The collapse of an asset bubble will not necessarily lead to higher unemployment as long as monetary policy is loose enough, a top Federal Reserve Bank official said on Friday.
But a central bank that has already lowered interest rates to zero may be unable to deliver adequately accommodative policy, and unemployment may rise, Minneapolis Federal Reserve Bank President Narayana Kocherlakota said in prepared remarks for delivery at an academic conference in Marseilles.
Kocherlakota touched neither upon the U.S. economic outlook nor current monetary policy in his speech. An unusually strong disclaimer, he said his paper was only meant to explore a new economic model and contains no information about my own thinking about current policy.

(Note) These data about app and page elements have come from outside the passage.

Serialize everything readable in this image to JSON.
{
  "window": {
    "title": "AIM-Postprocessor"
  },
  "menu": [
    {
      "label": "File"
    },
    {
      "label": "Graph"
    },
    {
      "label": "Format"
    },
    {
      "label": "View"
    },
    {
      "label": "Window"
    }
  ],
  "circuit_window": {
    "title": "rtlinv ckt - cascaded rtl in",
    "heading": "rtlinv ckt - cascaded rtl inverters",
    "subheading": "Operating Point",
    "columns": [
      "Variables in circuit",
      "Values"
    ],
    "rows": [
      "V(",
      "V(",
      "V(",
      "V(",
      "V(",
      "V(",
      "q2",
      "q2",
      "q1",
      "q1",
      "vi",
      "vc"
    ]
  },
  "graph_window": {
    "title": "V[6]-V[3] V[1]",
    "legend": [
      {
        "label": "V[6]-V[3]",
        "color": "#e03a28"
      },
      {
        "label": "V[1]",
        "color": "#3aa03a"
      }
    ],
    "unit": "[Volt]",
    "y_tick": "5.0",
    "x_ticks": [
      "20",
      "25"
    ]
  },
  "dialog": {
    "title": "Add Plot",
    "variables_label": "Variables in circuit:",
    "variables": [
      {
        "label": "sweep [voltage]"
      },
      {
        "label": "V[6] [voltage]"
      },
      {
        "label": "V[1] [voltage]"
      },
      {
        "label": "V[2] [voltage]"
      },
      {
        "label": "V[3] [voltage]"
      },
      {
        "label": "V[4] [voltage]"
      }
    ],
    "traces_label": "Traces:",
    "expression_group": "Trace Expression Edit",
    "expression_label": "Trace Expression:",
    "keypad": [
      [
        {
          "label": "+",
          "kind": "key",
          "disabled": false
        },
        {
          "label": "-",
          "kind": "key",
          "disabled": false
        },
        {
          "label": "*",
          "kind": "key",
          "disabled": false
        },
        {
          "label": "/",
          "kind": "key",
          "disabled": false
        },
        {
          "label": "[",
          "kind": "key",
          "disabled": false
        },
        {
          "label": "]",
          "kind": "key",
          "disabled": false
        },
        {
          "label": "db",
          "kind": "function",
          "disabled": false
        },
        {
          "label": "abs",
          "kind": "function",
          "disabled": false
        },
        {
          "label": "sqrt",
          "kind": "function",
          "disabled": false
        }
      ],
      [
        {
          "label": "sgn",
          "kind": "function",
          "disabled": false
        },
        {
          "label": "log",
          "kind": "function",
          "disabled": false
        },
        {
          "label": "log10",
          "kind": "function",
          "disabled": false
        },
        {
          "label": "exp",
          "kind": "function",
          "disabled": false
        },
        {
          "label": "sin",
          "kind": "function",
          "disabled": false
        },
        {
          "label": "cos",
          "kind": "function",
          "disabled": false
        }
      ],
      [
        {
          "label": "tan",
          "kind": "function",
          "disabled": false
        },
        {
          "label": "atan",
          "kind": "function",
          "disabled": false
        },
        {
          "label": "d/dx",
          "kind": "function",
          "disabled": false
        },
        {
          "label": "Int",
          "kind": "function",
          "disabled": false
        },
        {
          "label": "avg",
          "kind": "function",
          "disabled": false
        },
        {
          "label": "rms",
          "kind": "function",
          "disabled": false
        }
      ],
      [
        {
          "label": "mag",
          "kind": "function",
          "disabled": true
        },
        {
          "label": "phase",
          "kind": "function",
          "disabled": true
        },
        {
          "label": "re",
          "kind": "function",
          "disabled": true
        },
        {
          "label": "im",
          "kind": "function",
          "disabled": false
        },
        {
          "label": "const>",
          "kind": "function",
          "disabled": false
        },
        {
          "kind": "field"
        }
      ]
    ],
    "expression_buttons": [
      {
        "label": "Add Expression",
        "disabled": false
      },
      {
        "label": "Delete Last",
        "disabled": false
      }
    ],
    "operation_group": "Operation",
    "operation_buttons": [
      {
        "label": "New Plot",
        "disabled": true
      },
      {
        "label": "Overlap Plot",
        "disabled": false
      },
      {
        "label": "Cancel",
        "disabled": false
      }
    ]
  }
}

Since December 2008, the U.S. central bank has kept short-term interest rates near zero and has bought about $2 trillion in mortgage- and U.S.-government-backed debt to lower borrowing rates still further.
But that has not been enough to bring down persistently high unemployment, which in February registered 8.9 percent. Meanwhile, median U.S. home prices -- which soared before the crisis hit -- sank to the lowest since December 2003.
The collapse of a bubble need have no impact on the economy, as long as the central bank lowers r* sufficiently, he wrote, using economists' shorthand for the real interest rate. With insufficiently accommodative monetary policy (generated perhaps by the zero lower bound on nominal interest rates), the bubble collapse can lead to increases in unemployment.
In one of the paper's more surprising claims, Kocherlakota suggested that extending unemployment benefits -- sometimes seen as adding to the jobless rate because it can discourage those receiving benefits from actively seeking jobs -- actually reduces it.